WORK TASK: Please return all lines in the listing holding the word "background".

DATA EXTRACT:
╔══

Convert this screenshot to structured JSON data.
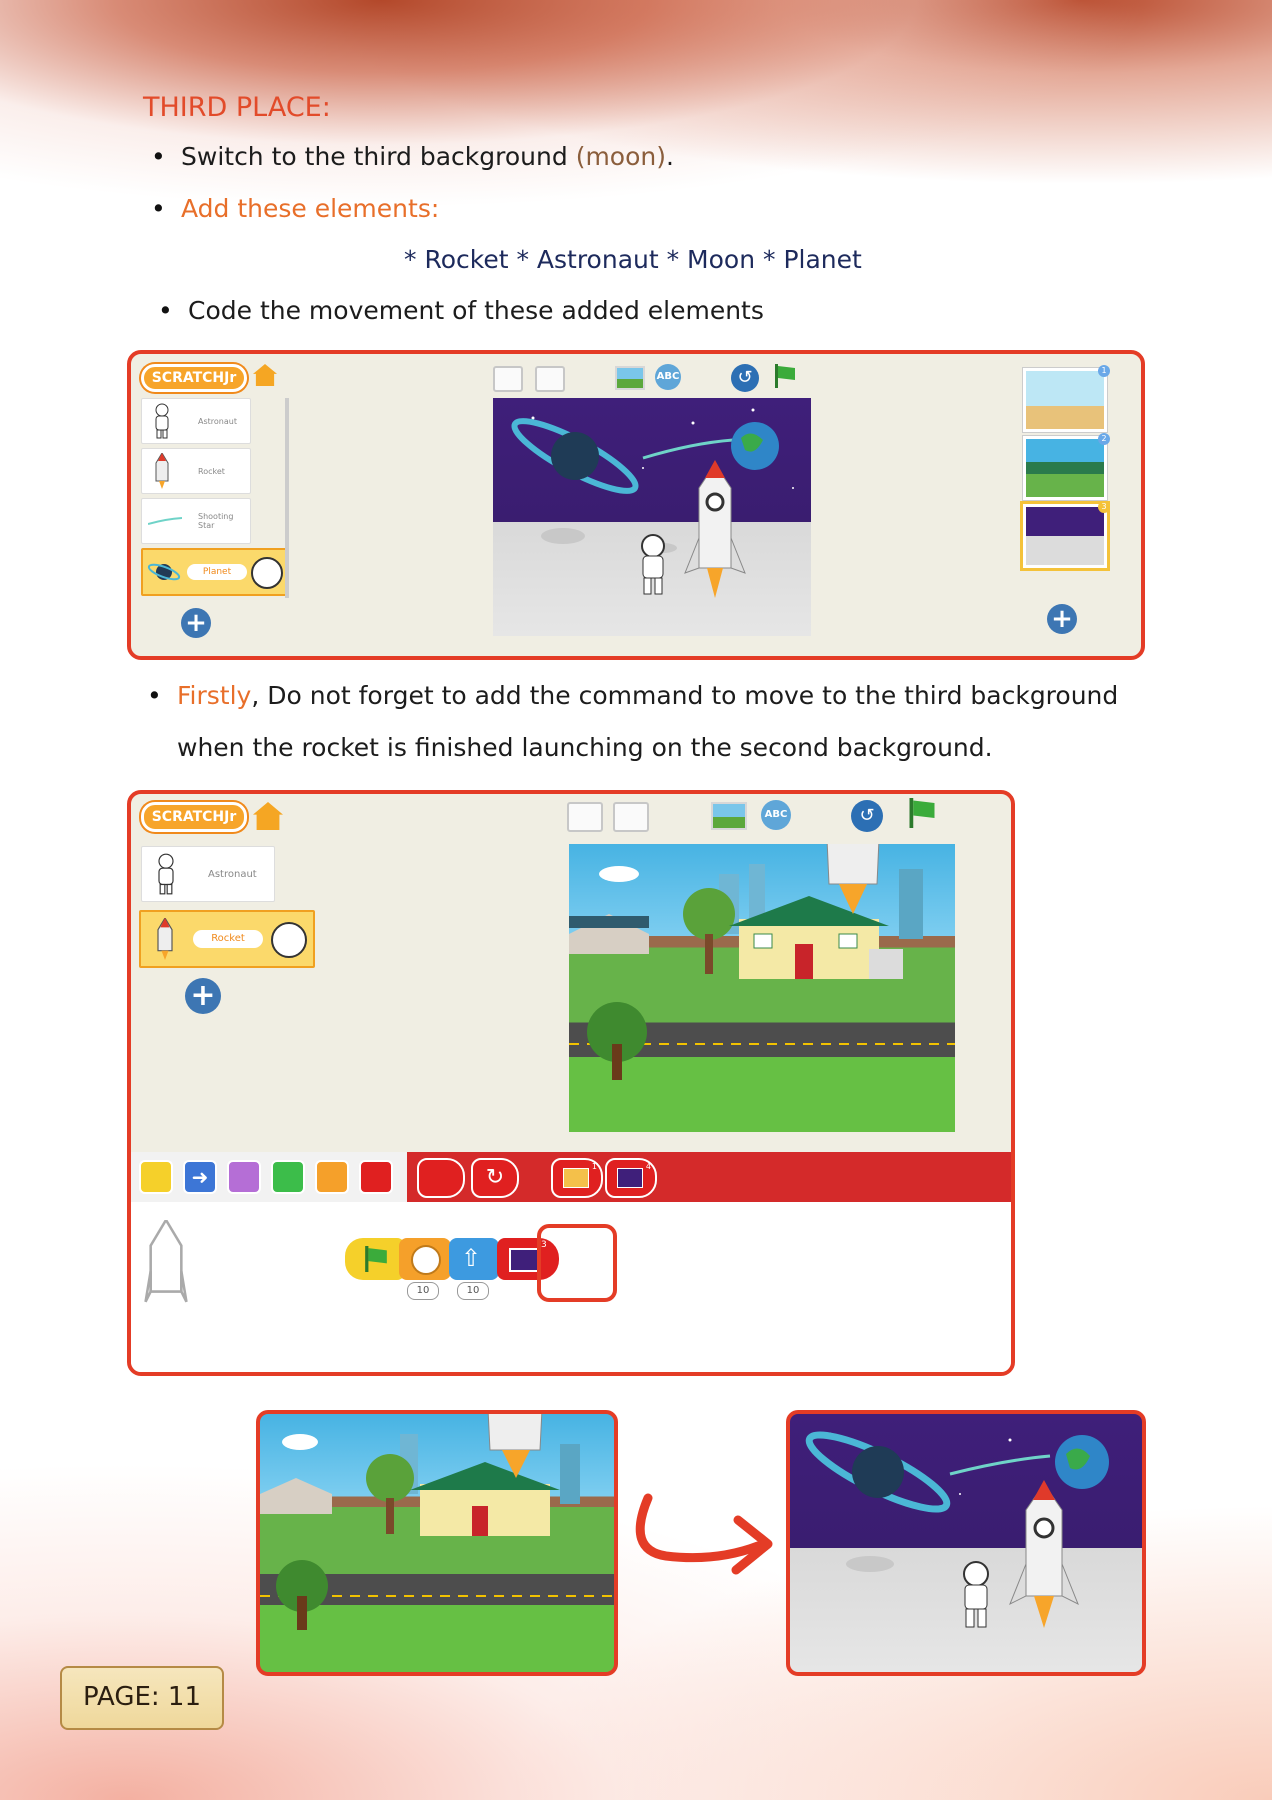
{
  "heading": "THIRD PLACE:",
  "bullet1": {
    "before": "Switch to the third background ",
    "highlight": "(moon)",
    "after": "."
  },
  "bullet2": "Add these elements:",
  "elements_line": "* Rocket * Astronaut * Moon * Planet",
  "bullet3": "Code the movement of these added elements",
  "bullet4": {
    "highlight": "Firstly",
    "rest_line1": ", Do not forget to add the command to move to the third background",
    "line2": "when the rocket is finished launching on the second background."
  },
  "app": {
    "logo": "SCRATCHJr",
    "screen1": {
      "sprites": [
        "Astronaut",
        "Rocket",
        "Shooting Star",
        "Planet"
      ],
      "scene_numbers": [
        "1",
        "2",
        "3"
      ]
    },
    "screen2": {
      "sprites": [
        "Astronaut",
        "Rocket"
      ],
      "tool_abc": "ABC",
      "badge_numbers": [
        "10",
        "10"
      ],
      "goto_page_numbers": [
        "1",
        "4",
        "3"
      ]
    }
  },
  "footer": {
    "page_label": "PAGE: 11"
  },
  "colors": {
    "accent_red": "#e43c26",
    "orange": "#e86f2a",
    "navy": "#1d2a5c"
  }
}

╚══
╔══

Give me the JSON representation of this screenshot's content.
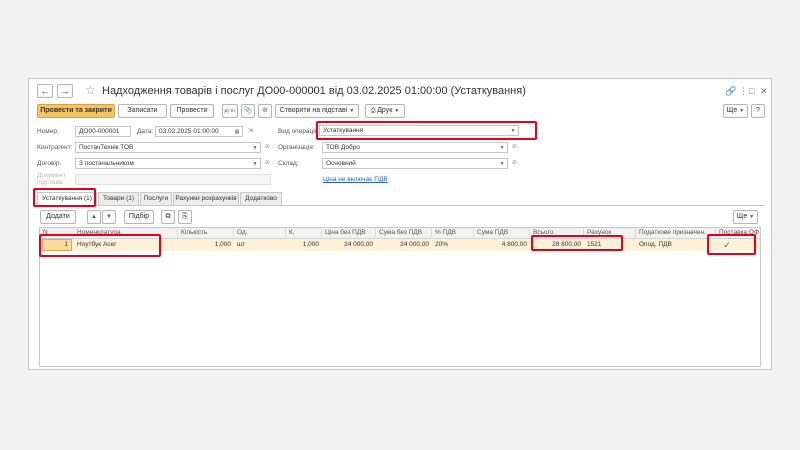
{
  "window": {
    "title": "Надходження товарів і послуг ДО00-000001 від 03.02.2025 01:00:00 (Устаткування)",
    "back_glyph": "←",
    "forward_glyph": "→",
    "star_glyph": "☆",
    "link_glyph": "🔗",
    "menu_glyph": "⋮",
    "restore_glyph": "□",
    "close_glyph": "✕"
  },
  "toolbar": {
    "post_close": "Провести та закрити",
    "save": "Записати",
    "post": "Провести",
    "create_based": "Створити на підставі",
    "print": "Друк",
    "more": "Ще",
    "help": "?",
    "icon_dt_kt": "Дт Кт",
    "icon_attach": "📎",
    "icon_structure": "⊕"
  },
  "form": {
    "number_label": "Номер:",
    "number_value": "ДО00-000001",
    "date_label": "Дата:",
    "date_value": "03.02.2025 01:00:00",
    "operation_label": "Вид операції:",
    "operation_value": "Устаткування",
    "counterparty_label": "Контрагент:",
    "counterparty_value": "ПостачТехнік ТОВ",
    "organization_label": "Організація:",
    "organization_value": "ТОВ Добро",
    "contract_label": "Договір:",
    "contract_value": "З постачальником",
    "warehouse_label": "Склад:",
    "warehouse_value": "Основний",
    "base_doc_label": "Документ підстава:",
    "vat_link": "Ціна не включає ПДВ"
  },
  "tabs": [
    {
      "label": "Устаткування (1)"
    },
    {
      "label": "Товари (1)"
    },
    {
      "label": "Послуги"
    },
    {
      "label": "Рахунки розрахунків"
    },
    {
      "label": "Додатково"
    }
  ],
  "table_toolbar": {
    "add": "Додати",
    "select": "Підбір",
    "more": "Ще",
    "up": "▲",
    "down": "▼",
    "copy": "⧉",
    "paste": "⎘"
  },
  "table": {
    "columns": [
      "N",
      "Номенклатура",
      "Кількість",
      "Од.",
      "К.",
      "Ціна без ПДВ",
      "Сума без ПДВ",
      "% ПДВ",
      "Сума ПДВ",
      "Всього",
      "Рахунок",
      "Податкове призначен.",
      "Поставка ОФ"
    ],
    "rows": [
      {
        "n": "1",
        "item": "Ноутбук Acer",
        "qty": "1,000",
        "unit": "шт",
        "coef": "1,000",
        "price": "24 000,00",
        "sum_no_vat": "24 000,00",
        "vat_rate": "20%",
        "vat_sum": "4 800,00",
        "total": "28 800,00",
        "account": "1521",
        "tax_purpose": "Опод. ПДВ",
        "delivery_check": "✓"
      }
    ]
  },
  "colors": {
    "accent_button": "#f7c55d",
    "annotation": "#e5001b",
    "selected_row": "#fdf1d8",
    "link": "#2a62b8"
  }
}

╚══

WRITTEN SOLUTION:
    "before": "Switch to the third background ",
    "rest_line1": ", Do not forget to add the command to move to the third background",
    "line2": "when the rocket is finished launching on the second background."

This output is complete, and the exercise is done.